Exercise prompt: Each entry must be given again exactly; images do not belong in the copy.

Exercise data:
———

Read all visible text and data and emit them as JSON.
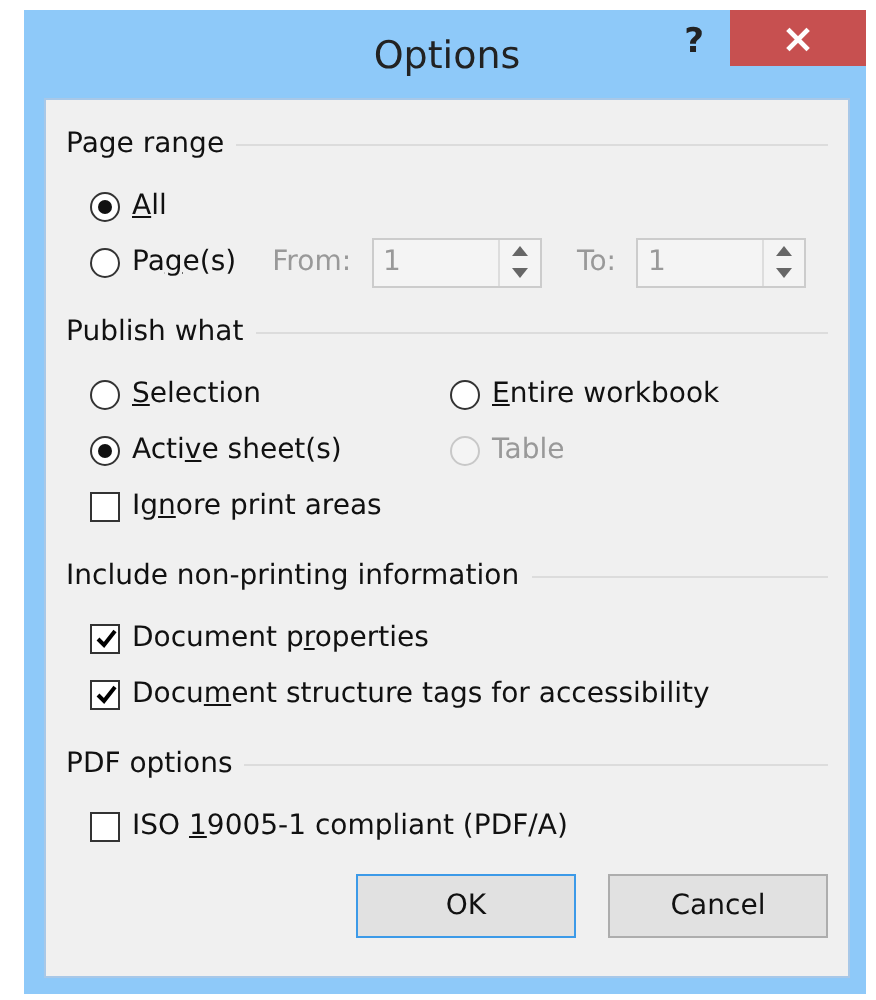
{
  "window": {
    "title": "Options",
    "help": "?",
    "close": "×"
  },
  "groups": [
    {
      "title": "Page range",
      "rows": [
        [
          {
            "kind": "radio",
            "label": {
              "key": "A",
              "post": "ll"
            },
            "selected": true,
            "disabled": false
          }
        ],
        [
          {
            "kind": "radio",
            "label": {
              "pre": "Pa",
              "key": "g",
              "post": "e(s)"
            },
            "selected": false,
            "disabled": false,
            "fields": [
              {
                "label": "From:",
                "value": "1",
                "disabled": true
              },
              {
                "label": "To:",
                "value": "1",
                "disabled": true
              }
            ]
          }
        ]
      ]
    },
    {
      "title": "Publish what",
      "rows": [
        [
          {
            "kind": "radio",
            "label": {
              "key": "S",
              "post": "election"
            },
            "selected": false,
            "disabled": false
          },
          {
            "kind": "radio",
            "label": {
              "key": "E",
              "post": "ntire workbook"
            },
            "selected": false,
            "disabled": false
          }
        ],
        [
          {
            "kind": "radio",
            "label": {
              "pre": "Acti",
              "key": "v",
              "post": "e sheet(s)"
            },
            "selected": true,
            "disabled": false
          },
          {
            "kind": "radio",
            "label": {
              "post": "Table"
            },
            "selected": false,
            "disabled": true
          }
        ],
        [
          {
            "kind": "checkbox",
            "label": {
              "pre": "Ig",
              "key": "n",
              "post": "ore print areas"
            },
            "checked": false,
            "disabled": false
          }
        ]
      ]
    },
    {
      "title": "Include non-printing information",
      "rows": [
        [
          {
            "kind": "checkbox",
            "label": {
              "pre": "Document p",
              "key": "r",
              "post": "operties"
            },
            "checked": true,
            "disabled": false
          }
        ],
        [
          {
            "kind": "checkbox",
            "label": {
              "pre": "Docu",
              "key": "m",
              "post": "ent structure tags for accessibility"
            },
            "checked": true,
            "disabled": false
          }
        ]
      ]
    },
    {
      "title": "PDF options",
      "rows": [
        [
          {
            "kind": "checkbox",
            "label": {
              "pre": "ISO ",
              "key": "1",
              "post": "9005-1 compliant (PDF/A)"
            },
            "checked": false,
            "disabled": false
          }
        ]
      ]
    }
  ],
  "buttons": [
    {
      "label": "OK",
      "default": true
    },
    {
      "label": "Cancel",
      "default": false
    }
  ]
}
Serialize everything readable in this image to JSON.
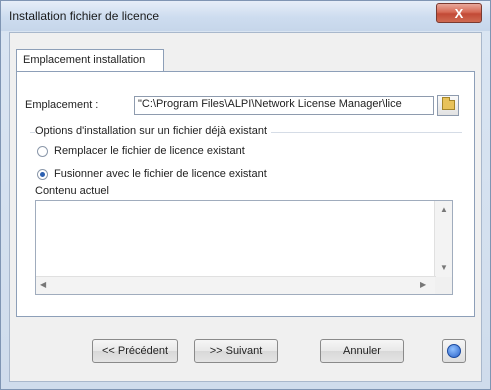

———

Solved problem:
Read all visible text and data and emit them as JSON.
{
  "window": {
    "title": "Options",
    "help": "?",
    "close": "×"
  },
  "groups": [
    {
      "title": "Page range",
      "rows": [
        [
          {
            "kind": "radio",
            "label": {
              "key": "A",
              "post": "ll"
            },
            "selected": true,
            "disabled": false
          }
        ],
        [
          {
            "kind": "radio",
            "label": {
              "pre": "Pa",
              "key": "g",
              "post": "e(s)"
            },
            "selected": false,
            "disabled": false,
            "fields": [
              {
                "label": "From:",
                "value": "1",
                "disabled": true
              },
              {
                "label": "To:",
                "value": "1",
                "disabled": true
              }
            ]
          }
        ]
      ]
    },
    {
      "title": "Publish what",
      "rows": [
        [
          {
            "kind": "radio",
            "label": {
              "key": "S",
              "post": "election"
            },
            "selected": false,
            "disabled": false
          },
          {
            "kind": "radio",
            "label": {
              "key": "E",
              "post": "ntire workbook"
            },
            "selected": false,
            "disabled": false
          }
        ],
        [
          {
            "kind": "radio",
            "label": {
              "pre": "Acti",
              "key": "v",
              "post": "e sheet(s)"
            },
            "selected": true,
            "disabled": false
          },
          {
            "kind": "radio",
            "label": {
              "post": "Table"
            },
            "selected": false,
            "disabled": true
          }
        ],
        [
          {
            "kind": "checkbox",
            "label": {
              "pre": "Ig",
              "key": "n",
              "post": "ore print areas"
            },
            "checked": false,
            "disabled": false
          }
        ]
      ]
    },
    {
      "title": "Include non-printing information",
      "rows": [
        [
          {
            "kind": "checkbox",
            "label": {
              "pre": "Document p",
              "key": "r",
              "post": "operties"
            },
            "checked": true,
            "disabled": false
          }
        ],
        [
          {
            "kind": "checkbox",
            "label": {
              "pre": "Docu",
              "key": "m",
              "post": "ent structure tags for accessibility"
            },
            "checked": true,
            "disabled": false
          }
        ]
      ]
    },
    {
      "title": "PDF options",
      "rows": [
        [
          {
            "kind": "checkbox",
            "label": {
              "pre": "ISO ",
              "key": "1",
              "post": "9005-1 compliant (PDF/A)"
            },
            "checked": false,
            "disabled": false
          }
        ]
      ]
    }
  ],
  "buttons": [
    {
      "label": "OK",
      "default": true
    },
    {
      "label": "Cancel",
      "default": false
    }
  ]
}
Serialize everything readable in this image to JSON.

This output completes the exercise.